In the past few years, increased focus and scrutiny of medical devices by security researchers has resulted in improved awareness of medical device security risks.
Interestingly, in many cases the security researcher had a very personal and literal connection to the medical device -- that is, they were actual users of the device itself.
A few examples:
The work done by security researchers on their own devices is only the beginning of what we can expect will be a deluge of medical device related vulnerabilities, and it’s worthwhile to explore some of the reasons as to why the current situation is the way it is now.
One key reason is that typical security researchers face many barriers to entry that can prevent them from obtaining medical devices on their own.

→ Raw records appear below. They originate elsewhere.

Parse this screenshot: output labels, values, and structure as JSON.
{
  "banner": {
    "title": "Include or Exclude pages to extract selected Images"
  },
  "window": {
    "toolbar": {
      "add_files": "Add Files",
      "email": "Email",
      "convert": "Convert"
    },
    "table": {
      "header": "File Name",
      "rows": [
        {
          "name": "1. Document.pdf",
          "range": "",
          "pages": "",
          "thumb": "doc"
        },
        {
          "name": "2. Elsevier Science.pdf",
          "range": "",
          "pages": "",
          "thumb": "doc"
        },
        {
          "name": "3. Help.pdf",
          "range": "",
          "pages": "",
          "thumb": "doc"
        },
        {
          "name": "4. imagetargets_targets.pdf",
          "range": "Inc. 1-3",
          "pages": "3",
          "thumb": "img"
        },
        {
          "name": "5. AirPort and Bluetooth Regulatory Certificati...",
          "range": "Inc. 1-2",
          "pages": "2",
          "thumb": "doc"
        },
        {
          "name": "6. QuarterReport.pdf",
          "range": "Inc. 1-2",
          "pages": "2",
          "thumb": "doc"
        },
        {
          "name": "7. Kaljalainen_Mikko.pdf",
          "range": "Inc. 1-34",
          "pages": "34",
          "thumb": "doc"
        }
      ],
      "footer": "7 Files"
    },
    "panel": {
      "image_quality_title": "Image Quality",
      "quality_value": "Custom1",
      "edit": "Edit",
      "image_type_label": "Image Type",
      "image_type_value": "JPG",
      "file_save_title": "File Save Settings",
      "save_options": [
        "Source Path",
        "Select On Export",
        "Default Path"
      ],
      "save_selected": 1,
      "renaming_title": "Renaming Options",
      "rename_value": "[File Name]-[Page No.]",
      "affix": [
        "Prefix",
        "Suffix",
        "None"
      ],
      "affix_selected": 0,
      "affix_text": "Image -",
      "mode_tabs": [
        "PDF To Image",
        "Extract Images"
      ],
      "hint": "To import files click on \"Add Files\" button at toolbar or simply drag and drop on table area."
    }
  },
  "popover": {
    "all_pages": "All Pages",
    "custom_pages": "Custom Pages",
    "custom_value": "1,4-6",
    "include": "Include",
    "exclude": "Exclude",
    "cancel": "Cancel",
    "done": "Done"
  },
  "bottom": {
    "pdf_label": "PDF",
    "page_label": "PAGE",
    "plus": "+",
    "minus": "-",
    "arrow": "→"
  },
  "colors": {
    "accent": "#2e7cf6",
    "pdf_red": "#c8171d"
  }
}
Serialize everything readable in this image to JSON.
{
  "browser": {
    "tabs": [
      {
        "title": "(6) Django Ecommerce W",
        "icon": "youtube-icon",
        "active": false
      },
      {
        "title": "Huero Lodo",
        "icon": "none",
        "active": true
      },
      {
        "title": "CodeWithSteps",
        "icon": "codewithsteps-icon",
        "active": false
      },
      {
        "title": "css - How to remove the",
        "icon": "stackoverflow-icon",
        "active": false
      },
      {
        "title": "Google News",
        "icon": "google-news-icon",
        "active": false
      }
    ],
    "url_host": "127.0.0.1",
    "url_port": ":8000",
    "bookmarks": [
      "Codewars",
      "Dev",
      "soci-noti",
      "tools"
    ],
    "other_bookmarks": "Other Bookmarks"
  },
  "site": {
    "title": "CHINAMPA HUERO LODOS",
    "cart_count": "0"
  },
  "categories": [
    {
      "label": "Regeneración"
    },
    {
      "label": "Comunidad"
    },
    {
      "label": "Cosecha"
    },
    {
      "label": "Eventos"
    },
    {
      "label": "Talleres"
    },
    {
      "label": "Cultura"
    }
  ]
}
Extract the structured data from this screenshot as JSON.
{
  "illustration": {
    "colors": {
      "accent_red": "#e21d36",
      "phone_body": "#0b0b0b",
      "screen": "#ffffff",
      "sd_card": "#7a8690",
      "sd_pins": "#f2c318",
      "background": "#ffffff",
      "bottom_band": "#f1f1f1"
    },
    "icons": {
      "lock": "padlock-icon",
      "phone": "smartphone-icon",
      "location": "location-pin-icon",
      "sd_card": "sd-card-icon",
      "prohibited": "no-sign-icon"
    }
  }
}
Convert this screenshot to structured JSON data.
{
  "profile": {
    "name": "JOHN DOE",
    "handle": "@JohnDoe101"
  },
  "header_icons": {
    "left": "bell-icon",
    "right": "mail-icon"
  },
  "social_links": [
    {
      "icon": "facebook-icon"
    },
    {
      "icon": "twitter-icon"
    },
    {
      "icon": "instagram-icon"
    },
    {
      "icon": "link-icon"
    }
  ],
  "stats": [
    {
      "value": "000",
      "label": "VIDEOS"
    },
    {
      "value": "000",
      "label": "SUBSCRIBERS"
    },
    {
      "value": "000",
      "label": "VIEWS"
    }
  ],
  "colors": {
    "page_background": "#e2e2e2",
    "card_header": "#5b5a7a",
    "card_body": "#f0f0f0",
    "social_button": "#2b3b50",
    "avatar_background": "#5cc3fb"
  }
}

For example, while all kinds of medical devices are on sites such as eBay, FDA-imposed aftermarket sales restrictions can prevent or dissuade the casual, “hobbyist” security researcher from simply bidding for a medical device on eBay and easily getting hand’s on access. For example, see the eBay policy on medical device sales.
The restrictions and laws relevant to medical devices are complex, and can inhibit a security researcher from pursuing a aftermarket purchase. For those seeking answers, the FDA’s Division of Small Manufacturers, International and Consumer Assistance (DSMICA) may be able to provide assistance and clarification, but be warned, this is a convoluted area. For example, an individual’s inquiry to the FDA DSMICA about the restrictions and legality of into purchasing a hyperbaric chamber is enlightening.
Changing the Medical Device Threat Model
Medical device vendor awareness of the security threat is, in some respects, as Kevin Fu of University of Massachusetts puts it, in a “medieval” state. In fact, Dr. Fu recently noted that he has “yet to find a single company that issues digital signatures or hashes of medical device downloads."
A hopeful sign is that due to the work of these security researchers presenting at conferences (hacker, academic and industry), various organizations like DHS are recognizing the threat and we are seeing awareness publications like the recent DHS “Attack Surface: Healthcare and Public Health Sector” urging an increased focus on medical device wireless connectivity.
As security community interest in conducting analysis of medical devices grows, we’ll see more security researchers figuring out ways to get their hands on these devices. And it’s worth mentioning the emergence of some formalized efforts, such as the “Open Medical Device Research Library" at http://omdrl.org and their impact of making inroads to providing vetted security researchers physical access to these devices.
From a more grass-roots and individual/small group level, we should expect security researchers of all shades of grey to make progress in garnering access to medical devices.
This may happen through several channels, for example via aftermarket medical device purchases from unsavory or unaware aftermarket retailers, to researchers working to obtain the credentials and FDA approval paperwork needed to buy/sell medical devices as a business, but with the true objective of simply gaining access to a variety of medical devices.
Looking to the past, we can see this kind of hacker interest and progression in the article “The long, strange trip of the L0pht” where the members of the L0pht recalled the early Boston days in the late 90’s and what happened when Richard Clarke got a tour of the L0pht’s lab space:
"After showing the feds around for a couple of hours and talking about the projects the group was working on and how the members went about their research, the L0pht crew was a little dismayed to see Clarke and his cohorts huddled together, speaking in hushed tones."
"This did not sit well with Mudge and the others. Gesturing to the beer sitting in front of him, Mudge told the audience: Having a bit of the Irish courage in me by that point, I went over to them and said, 'Look, we brought you guys in here and opened the kimono and showed you what we do here and now you're out here whispering. You have to tell me what you're talking about.'"
"So Richard Clarke says, 'Ok, I'll tell you. We were just saying that the CIA guys have told us that the only way anyone could do this stuff was with funding from a foreign government.'"
"He told us, 'You've changed our entire threat model.'"
In many respects, I see the current medical device security situation as similar to that time back in the late 90s when the L0pht opened eyes and minds to new threat models and the capability of small, focused groups of security folks dedicated to getting access, code, gear, etc.
In the current state of affairs, it’s not unrealistic to state that medical device manufacturers have too long enjoyed insulation from security researcher analysis and a pervasive “security by obscurity” situation.
It's starting out as personal, but clearly the situation is rapidly changing and expanding.